(Excerpts from an interface dataset)
★ ★ ★ ★

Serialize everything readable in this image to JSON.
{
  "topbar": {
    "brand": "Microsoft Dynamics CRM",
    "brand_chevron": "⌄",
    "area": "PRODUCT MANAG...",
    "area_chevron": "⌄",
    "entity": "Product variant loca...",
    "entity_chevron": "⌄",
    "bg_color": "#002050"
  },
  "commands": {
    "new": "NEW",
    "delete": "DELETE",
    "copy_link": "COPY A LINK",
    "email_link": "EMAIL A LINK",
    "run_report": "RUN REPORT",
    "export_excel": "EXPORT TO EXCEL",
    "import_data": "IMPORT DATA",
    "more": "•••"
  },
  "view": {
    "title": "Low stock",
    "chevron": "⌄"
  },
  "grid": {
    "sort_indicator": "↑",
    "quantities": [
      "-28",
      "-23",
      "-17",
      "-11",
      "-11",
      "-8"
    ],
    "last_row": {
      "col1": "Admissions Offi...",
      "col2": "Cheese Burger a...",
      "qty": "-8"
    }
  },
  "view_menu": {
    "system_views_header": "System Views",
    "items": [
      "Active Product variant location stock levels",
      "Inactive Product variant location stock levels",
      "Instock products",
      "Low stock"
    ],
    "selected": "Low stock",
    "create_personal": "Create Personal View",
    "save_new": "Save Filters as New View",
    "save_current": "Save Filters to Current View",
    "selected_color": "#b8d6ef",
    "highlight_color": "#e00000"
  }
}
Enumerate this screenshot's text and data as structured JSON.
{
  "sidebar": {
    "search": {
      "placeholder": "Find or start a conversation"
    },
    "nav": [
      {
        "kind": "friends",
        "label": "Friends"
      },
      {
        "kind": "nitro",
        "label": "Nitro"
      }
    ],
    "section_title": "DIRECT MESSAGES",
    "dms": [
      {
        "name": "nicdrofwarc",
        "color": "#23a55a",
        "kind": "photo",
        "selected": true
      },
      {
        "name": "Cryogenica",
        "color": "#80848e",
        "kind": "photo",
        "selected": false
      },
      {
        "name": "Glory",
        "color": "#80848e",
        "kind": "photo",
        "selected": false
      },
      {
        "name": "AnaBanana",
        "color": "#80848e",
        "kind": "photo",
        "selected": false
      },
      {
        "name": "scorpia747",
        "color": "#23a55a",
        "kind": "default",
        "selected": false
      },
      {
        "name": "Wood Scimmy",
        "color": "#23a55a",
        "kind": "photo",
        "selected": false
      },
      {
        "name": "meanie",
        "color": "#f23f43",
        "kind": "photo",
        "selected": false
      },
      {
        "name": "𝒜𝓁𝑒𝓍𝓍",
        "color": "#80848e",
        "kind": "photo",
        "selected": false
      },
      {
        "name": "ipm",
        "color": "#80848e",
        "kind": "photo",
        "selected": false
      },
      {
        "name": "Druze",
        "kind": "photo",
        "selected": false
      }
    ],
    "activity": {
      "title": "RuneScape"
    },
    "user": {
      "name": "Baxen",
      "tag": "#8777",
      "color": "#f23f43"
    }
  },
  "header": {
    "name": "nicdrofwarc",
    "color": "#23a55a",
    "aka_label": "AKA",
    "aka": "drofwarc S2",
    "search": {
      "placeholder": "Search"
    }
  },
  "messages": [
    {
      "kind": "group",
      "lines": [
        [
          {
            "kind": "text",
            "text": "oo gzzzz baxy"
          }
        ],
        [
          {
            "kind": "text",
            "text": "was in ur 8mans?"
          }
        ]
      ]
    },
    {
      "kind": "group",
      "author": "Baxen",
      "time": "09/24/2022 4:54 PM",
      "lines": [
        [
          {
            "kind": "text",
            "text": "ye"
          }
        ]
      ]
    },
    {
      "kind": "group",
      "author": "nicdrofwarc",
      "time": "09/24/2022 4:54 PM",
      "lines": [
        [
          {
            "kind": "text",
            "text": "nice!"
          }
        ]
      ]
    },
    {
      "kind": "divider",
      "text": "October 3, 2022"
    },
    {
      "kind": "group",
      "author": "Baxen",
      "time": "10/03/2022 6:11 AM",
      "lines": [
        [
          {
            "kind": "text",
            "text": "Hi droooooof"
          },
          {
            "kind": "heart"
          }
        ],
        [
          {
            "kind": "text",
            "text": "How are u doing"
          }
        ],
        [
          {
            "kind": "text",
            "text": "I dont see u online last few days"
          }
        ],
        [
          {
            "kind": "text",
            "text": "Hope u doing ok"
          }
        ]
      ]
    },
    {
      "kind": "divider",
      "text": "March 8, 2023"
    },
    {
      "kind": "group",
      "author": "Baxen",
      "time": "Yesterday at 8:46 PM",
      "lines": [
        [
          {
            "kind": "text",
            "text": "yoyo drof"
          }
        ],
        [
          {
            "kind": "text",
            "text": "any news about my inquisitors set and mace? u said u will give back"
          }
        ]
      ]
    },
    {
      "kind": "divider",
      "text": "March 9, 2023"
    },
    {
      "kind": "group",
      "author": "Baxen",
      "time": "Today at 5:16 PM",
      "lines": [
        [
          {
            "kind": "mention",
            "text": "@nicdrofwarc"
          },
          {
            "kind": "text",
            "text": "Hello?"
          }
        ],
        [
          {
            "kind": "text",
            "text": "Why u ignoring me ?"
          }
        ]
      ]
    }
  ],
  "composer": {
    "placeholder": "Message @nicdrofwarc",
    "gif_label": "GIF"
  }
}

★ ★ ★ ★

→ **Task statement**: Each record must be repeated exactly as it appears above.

→ **Task result**:
Serialize everything readable in this image to JSON.
{
  "topbar": {
    "brand": "Microsoft Dynamics CRM",
    "brand_chevron": "⌄",
    "area": "PRODUCT MANAG...",
    "area_chevron": "⌄",
    "entity": "Product variant loca...",
    "entity_chevron": "⌄",
    "bg_color": "#002050"
  },
  "commands": {
    "new": "NEW",
    "delete": "DELETE",
    "copy_link": "COPY A LINK",
    "email_link": "EMAIL A LINK",
    "run_report": "RUN REPORT",
    "export_excel": "EXPORT TO EXCEL",
    "import_data": "IMPORT DATA",
    "more": "•••"
  },
  "view": {
    "title": "Low stock",
    "chevron": "⌄"
  },
  "grid": {
    "sort_indicator": "↑",
    "quantities": [
      "-28",
      "-23",
      "-17",
      "-11",
      "-11",
      "-8"
    ],
    "last_row": {
      "col1": "Admissions Offi...",
      "col2": "Cheese Burger a...",
      "qty": "-8"
    }
  },
  "view_menu": {
    "system_views_header": "System Views",
    "items": [
      "Active Product variant location stock levels",
      "Inactive Product variant location stock levels",
      "Instock products",
      "Low stock"
    ],
    "selected": "Low stock",
    "create_personal": "Create Personal View",
    "save_new": "Save Filters as New View",
    "save_current": "Save Filters to Current View",
    "selected_color": "#b8d6ef",
    "highlight_color": "#e00000"
  }
}
Enumerate this screenshot's text and data as structured JSON.
{
  "sidebar": {
    "search": {
      "placeholder": "Find or start a conversation"
    },
    "nav": [
      {
        "kind": "friends",
        "label": "Friends"
      },
      {
        "kind": "nitro",
        "label": "Nitro"
      }
    ],
    "section_title": "DIRECT MESSAGES",
    "dms": [
      {
        "name": "nicdrofwarc",
        "color": "#23a55a",
        "kind": "photo",
        "selected": true
      },
      {
        "name": "Cryogenica",
        "color": "#80848e",
        "kind": "photo",
        "selected": false
      },
      {
        "name": "Glory",
        "color": "#80848e",
        "kind": "photo",
        "selected": false
      },
      {
        "name": "AnaBanana",
        "color": "#80848e",
        "kind": "photo",
        "selected": false
      },
      {
        "name": "scorpia747",
        "color": "#23a55a",
        "kind": "default",
        "selected": false
      },
      {
        "name": "Wood Scimmy",
        "color": "#23a55a",
        "kind": "photo",
        "selected": false
      },
      {
        "name": "meanie",
        "color": "#f23f43",
        "kind": "photo",
        "selected": false
      },
      {
        "name": "𝒜𝓁𝑒𝓍𝓍",
        "color": "#80848e",
        "kind": "photo",
        "selected": false
      },
      {
        "name": "ipm",
        "color": "#80848e",
        "kind": "photo",
        "selected": false
      },
      {
        "name": "Druze",
        "kind": "photo",
        "selected": false
      }
    ],
    "activity": {
      "title": "RuneScape"
    },
    "user": {
      "name": "Baxen",
      "tag": "#8777",
      "color": "#f23f43"
    }
  },
  "header": {
    "name": "nicdrofwarc",
    "color": "#23a55a",
    "aka_label": "AKA",
    "aka": "drofwarc S2",
    "search": {
      "placeholder": "Search"
    }
  },
  "messages": [
    {
      "kind": "group",
      "lines": [
        [
          {
            "kind": "text",
            "text": "oo gzzzz baxy"
          }
        ],
        [
          {
            "kind": "text",
            "text": "was in ur 8mans?"
          }
        ]
      ]
    },
    {
      "kind": "group",
      "author": "Baxen",
      "time": "09/24/2022 4:54 PM",
      "lines": [
        [
          {
            "kind": "text",
            "text": "ye"
          }
        ]
      ]
    },
    {
      "kind": "group",
      "author": "nicdrofwarc",
      "time": "09/24/2022 4:54 PM",
      "lines": [
        [
          {
            "kind": "text",
            "text": "nice!"
          }
        ]
      ]
    },
    {
      "kind": "divider",
      "text": "October 3, 2022"
    },
    {
      "kind": "group",
      "author": "Baxen",
      "time": "10/03/2022 6:11 AM",
      "lines": [
        [
          {
            "kind": "text",
            "text": "Hi droooooof"
          },
          {
            "kind": "heart"
          }
        ],
        [
          {
            "kind": "text",
            "text": "How are u doing"
          }
        ],
        [
          {
            "kind": "text",
            "text": "I dont see u online last few days"
          }
        ],
        [
          {
            "kind": "text",
            "text": "Hope u doing ok"
          }
        ]
      ]
    },
    {
      "kind": "divider",
      "text": "March 8, 2023"
    },
    {
      "kind": "group",
      "author": "Baxen",
      "time": "Yesterday at 8:46 PM",
      "lines": [
        [
          {
            "kind": "text",
            "text": "yoyo drof"
          }
        ],
        [
          {
            "kind": "text",
            "text": "any news about my inquisitors set and mace? u said u will give back"
          }
        ]
      ]
    },
    {
      "kind": "divider",
      "text": "March 9, 2023"
    },
    {
      "kind": "group",
      "author": "Baxen",
      "time": "Today at 5:16 PM",
      "lines": [
        [
          {
            "kind": "mention",
            "text": "@nicdrofwarc"
          },
          {
            "kind": "text",
            "text": "Hello?"
          }
        ],
        [
          {
            "kind": "text",
            "text": "Why u ignoring me ?"
          }
        ]
      ]
    }
  ],
  "composer": {
    "placeholder": "Message @nicdrofwarc",
    "gif_label": "GIF"
  }
}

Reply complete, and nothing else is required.